Sunscreens and Sunless Tanners
How do sunscreens work?
Sunscreens are topically applied products that protect the skin from the sun's damaging ultraviolet (UV) radiation. Sunscreens work by including active ingredients that remain on the surface of the skin that absorb, scatter, or reflect the UV radiation before it reaches the skin. By filtering out harmful UV rays, sunscreens help to reduce the risk of skin cancer and premature skin aging, as well as help prevent sunburn.

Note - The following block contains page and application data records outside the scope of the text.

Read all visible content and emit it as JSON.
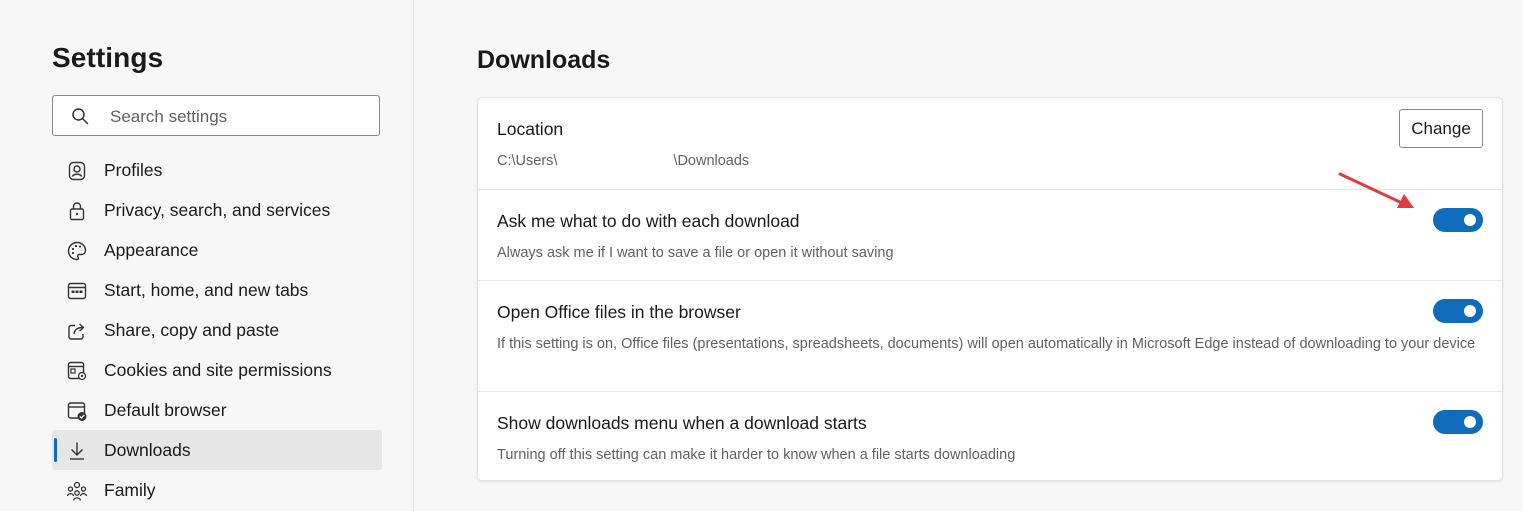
{
  "sidebar": {
    "title": "Settings",
    "search": {
      "placeholder": "Search settings"
    },
    "items": [
      {
        "label": "Profiles",
        "icon": "profile-icon"
      },
      {
        "label": "Privacy, search, and services",
        "icon": "lock-icon"
      },
      {
        "label": "Appearance",
        "icon": "palette-icon"
      },
      {
        "label": "Start, home, and new tabs",
        "icon": "start-page-icon"
      },
      {
        "label": "Share, copy and paste",
        "icon": "share-icon"
      },
      {
        "label": "Cookies and site permissions",
        "icon": "site-permissions-icon"
      },
      {
        "label": "Default browser",
        "icon": "default-browser-icon"
      },
      {
        "label": "Downloads",
        "icon": "download-icon",
        "active": true
      },
      {
        "label": "Family",
        "icon": "family-icon"
      }
    ]
  },
  "main": {
    "title": "Downloads",
    "location": {
      "title": "Location",
      "path_prefix": "C:\\Users\\",
      "path_suffix": "\\Downloads",
      "change_label": "Change"
    },
    "settings": [
      {
        "title": "Ask me what to do with each download",
        "description": "Always ask me if I want to save a file or open it without saving",
        "enabled": true
      },
      {
        "title": "Open Office files in the browser",
        "description": "If this setting is on, Office files (presentations, spreadsheets, documents) will open automatically in Microsoft Edge instead of downloading to your device",
        "enabled": true
      },
      {
        "title": "Show downloads menu when a download starts",
        "description": "Turning off this setting can make it harder to know when a file starts downloading",
        "enabled": true
      }
    ]
  },
  "colors": {
    "accent": "#0f6cbd",
    "annotation_arrow": "#e03c3c"
  }
}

The term, “sunless tanners” (also known as self-tanning, or UV-free tanning) refers to products that are applied to the skin to produce an effect similar in appearance to a traditional suntan without exposure to UV light. Achieving a sunless tanned appearance can be accomplished in a number of ways. Dihydroxyacetone (DHA) based products are sunless tanning or self-tanning lotions that contain this FDA approved color additive that, when applied to the skin, imparts a brownish color similar to a sun tan. The tan is not a dye, stain or paint, but a chemical reaction between the DHA and the amino acids in the outer layer of the skin surface. DHA has been approved for cosmetic use by the U.S.